Barnes and Noble tried to bury some very bad news by releasing it during CES-NOOK sales for the holiday season were dreadful. Plenty were quick to blame Amazon’s lower prices, but while that’s no doubt a factor there are some bigger issues here than prices on a few bestsellers…like marketing, and whether B&N plans to maintain the NOOK another year!
Let’s start with marketing. If Barnes and Noble is at all surprised by the nosedive in NOOK sales, they should fire their ad team ASAP. B&N’s main ad for the holiday season featured Jack McBrayer running around in a hyperactive tizzy, buying all sorts of items from a Barnes and Noble for all his relatives. He spends two sentences discussing NOOK products and that’s it…meanwhile, Amazon has been flooding the airways with ads reminding everyone that the new Kindle Fire HDX is lighter and cheaper than the iPad Air. Where were B&N’s ads reminding people that the NOOK HD and HD+ line are even cheaper than the Fire? Where was B&N’s ad explaining that the NOOK with Glowlight is better than the Kindle Paperwhite because there are no ads in a Glowlight? Where was ANY ad highlighting that B&N has an affordable lineup of quality devices? Sure, there were no updates to the products this year, but most of the public isn’t paying attention to the release date, just that they’re hearing ads. If Barnes and Noble had actually bothered to remind people they sell NOOKs, maybe people would have bought them?
Then there’s the very uncertain future of the NOOK at all. Remember, the last year and a half or so has featured Barnes and Noble repeatedly declaring they plan to spin off the NOOK division — they even enlisted Microsoft and Pearson as major investors in the NOOK and college bookstore units.
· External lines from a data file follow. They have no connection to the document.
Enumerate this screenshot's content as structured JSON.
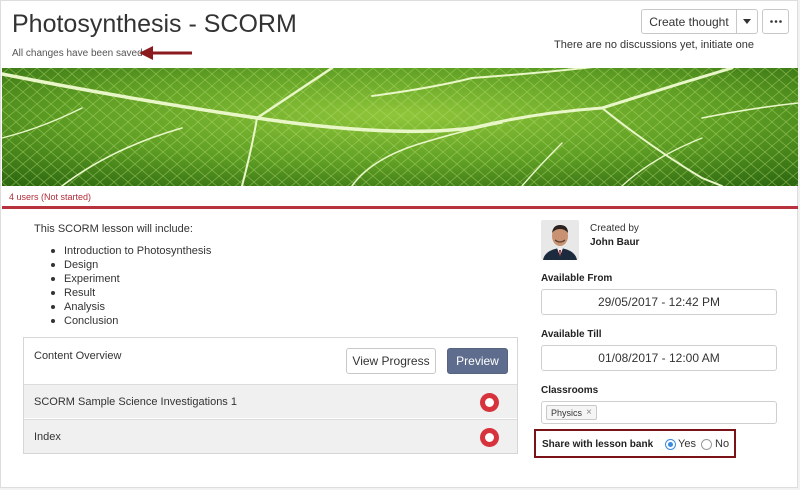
{
  "header": {
    "title": "Photosynthesis - SCORM",
    "save_status": "All changes have been saved",
    "create_thought_label": "Create thought",
    "discussion_text": "There are no discussions yet, initiate one"
  },
  "banner": {
    "image": "leaf-veins-photo"
  },
  "status": {
    "users_text": "4 users (Not started)",
    "accent_color": "#b8323d"
  },
  "lesson": {
    "intro": "This SCORM lesson will include:",
    "items": [
      "Introduction to Photosynthesis",
      "Design",
      "Experiment",
      "Result",
      "Analysis",
      "Conclusion"
    ]
  },
  "content_overview": {
    "title": "Content Overview",
    "view_progress_label": "View Progress",
    "preview_label": "Preview",
    "rows": [
      {
        "label": "SCORM Sample Science Investigations 1",
        "status_icon": "not-started-ring-icon"
      },
      {
        "label": "Index",
        "status_icon": "not-started-ring-icon"
      }
    ]
  },
  "sidebar": {
    "created_by_label": "Created by",
    "creator_name": "John Baur",
    "available_from_label": "Available From",
    "available_from_value": "29/05/2017 - 12:42 PM",
    "available_till_label": "Available Till",
    "available_till_value": "01/08/2017 - 12:00 AM",
    "classrooms_label": "Classrooms",
    "classrooms": [
      "Physics"
    ],
    "share_label": "Share with lesson bank",
    "share_yes_label": "Yes",
    "share_no_label": "No",
    "share_selected": "Yes"
  },
  "icons": {
    "caret": "chevron-down-icon",
    "more": "more-horizontal-icon",
    "annotation_arrow": "arrow-left-icon",
    "tag_remove": "close-icon"
  }
}
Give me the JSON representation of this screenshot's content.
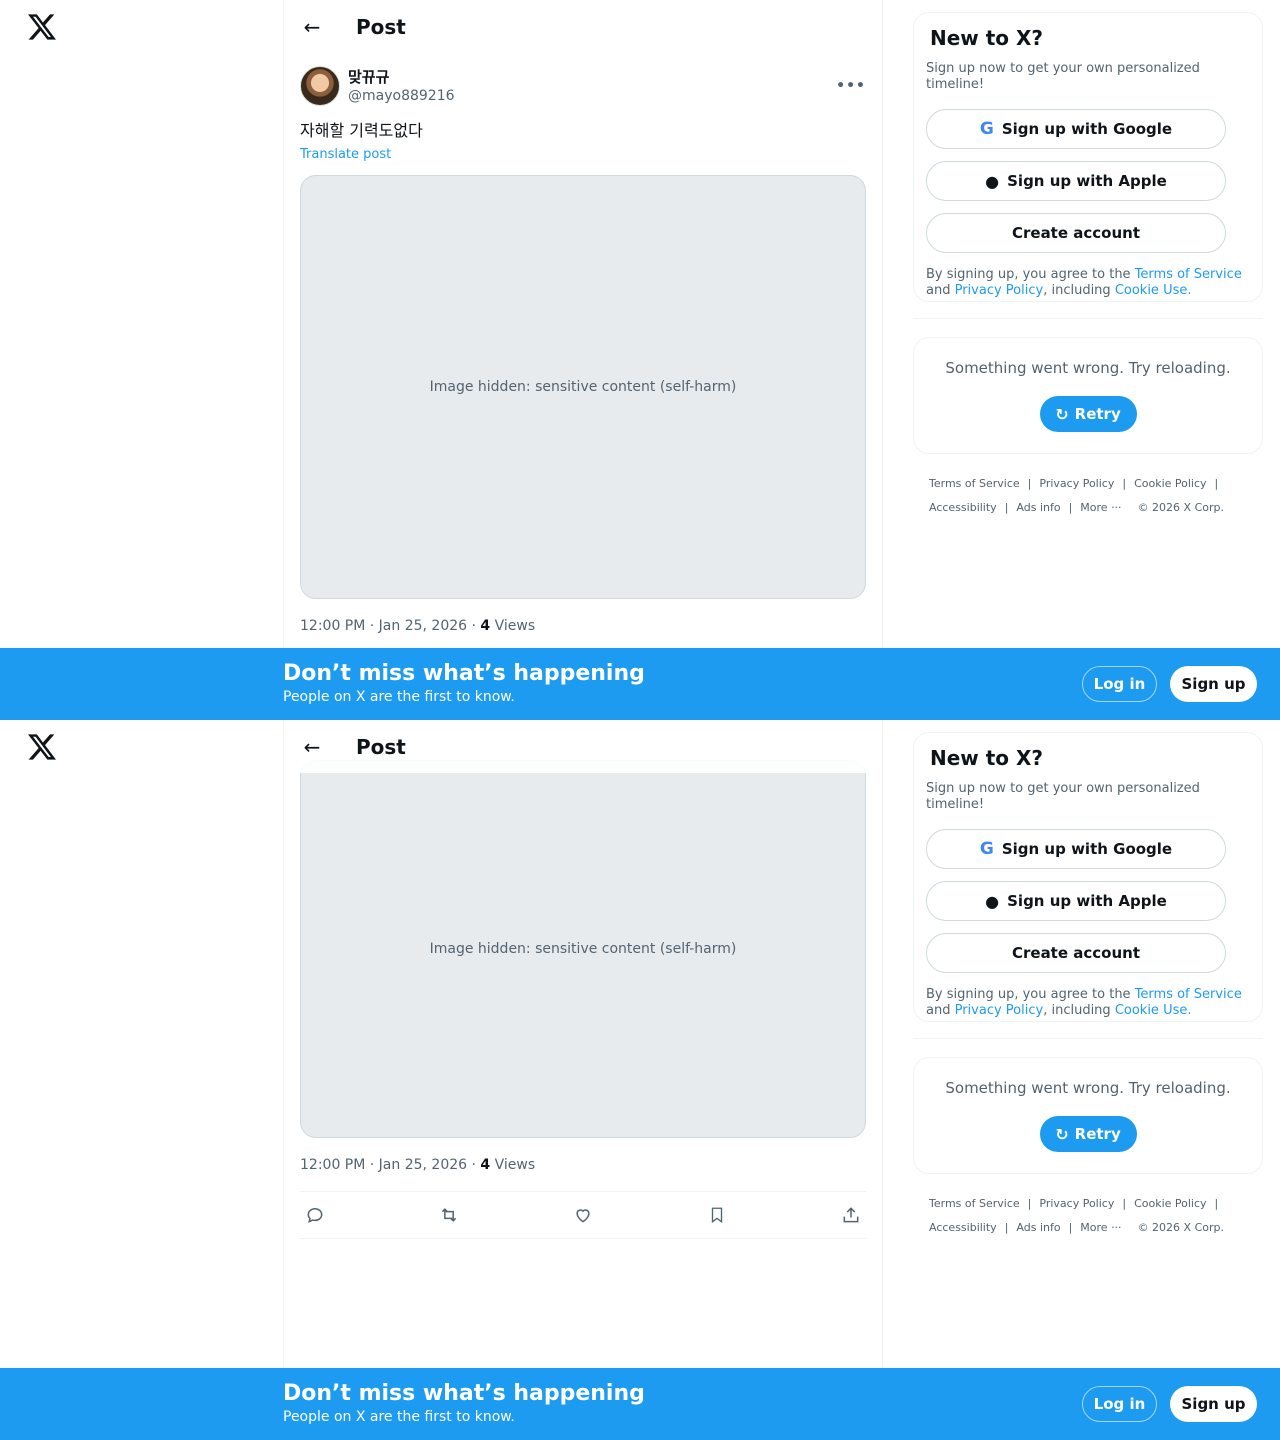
{
  "post": {
    "header_title": "Post",
    "display_name": "맞뀨규",
    "handle": "@mayo889216",
    "text": "자해할 기력도없다",
    "translate": "Translate post",
    "media_note": "Image hidden: sensitive content (self-harm)",
    "time": "12:00 PM · Jan 25, 2026 · ",
    "views_count": "4",
    "views_label": " Views"
  },
  "sidebar": {
    "title": "New to X?",
    "subtitle": "Sign up now to get your own personalized timeline!",
    "google": "Sign up with Google",
    "apple": "Sign up with Apple",
    "create": "Create account",
    "terms_prefix": "By signing up, you agree to the ",
    "terms_link": "Terms of Service",
    "terms_and": " and ",
    "privacy_link": "Privacy Policy",
    "terms_including": ", including ",
    "cookie_link": "Cookie Use.",
    "error": "Something went wrong. Try reloading.",
    "retry": "Retry"
  },
  "footer": {
    "tos": "Terms of Service",
    "privacy": "Privacy Policy",
    "cookie": "Cookie Policy",
    "accessibility": "Accessibility",
    "ads": "Ads info",
    "more": "More ···",
    "copyright": "© 2026 X Corp."
  },
  "banner": {
    "title": "Don’t miss what’s happening",
    "subtitle": "People on X are the first to know.",
    "login": "Log in",
    "signup": "Sign up"
  },
  "icons": [
    "x-logo-icon",
    "back-arrow-icon",
    "more-icon",
    "google-icon",
    "apple-icon",
    "refresh-icon",
    "reply-icon",
    "repost-icon",
    "like-icon",
    "bookmark-icon",
    "share-icon"
  ],
  "colors": {
    "accent": "#1d9bf0",
    "text": "#0f1419",
    "muted": "#536471",
    "border": "#eff3f4"
  }
}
The plan was to split between digital/college and the retail bookstores, but they abruptly changed their minds and stopped discussing or pursuing that option. Essentially, Barnes and Noble has repeatedly shown investors and consumers they have no clue how to run a digital business, so is it at all surprising that consumers don’t want to buy into B&N’s digital business? We live in an age where information spreads very quickly, and it’s not hard to stumble across articles outlining B&N’s various stumbles and reversals in the NOOK space. This is a failure of how B&N manages their business as well as another marketing failure. In the absence of any ad campaign reminding people the NOOK is a good idea, is anyone going to read article after article portending doom at B&N and then rush out to snap up a NOOK that’s tied to B&N?
And yes, Amazon’s lower prices aren’t helping. But a customer who reached the point of comparison shopping B&N and Amazon is a customer B&N had the chance to capture some other way because that means that customer made it past the gauntlet of bad news and crappy advertising for the NOOK brand. It mystifies me why B&N doesn’t offer the 10% membership discount on eBooks, as it would help close the price gap immensely between Amazon and B&N. B&N’s membership is a paid one, meaning that you spend $25, and B&N knocks 10% off just about everything you buy (except NOOK books). More paid members are a great way to lock someone onto a platform, and now that agency pricing is repealed there’s no reason B&N couldn’t use it on their digital books.
In the end, I honestly think Barnes and Noble wants their ebook division to fail. They’re putting an absolute minimum amount of effort into it, and they’re surprised that minimum effort in a competitive landscape is not enough to improve sales. This is a company that has roots going back to 1886, that took shape in its current form in 1971, and has weathered mergers, acquisitions, expansion, and a vastly changing retail environment. For them to mishandle the digital markets so completely means either the company itself is falling apart, or there’s simply no desire to put any effort or money into the eBook business at all. Since they’re managing to keep the retail side up and running, it’s not hard to believe it’s a lack of desire, not lack of ability, causing the NOOK business to flounder.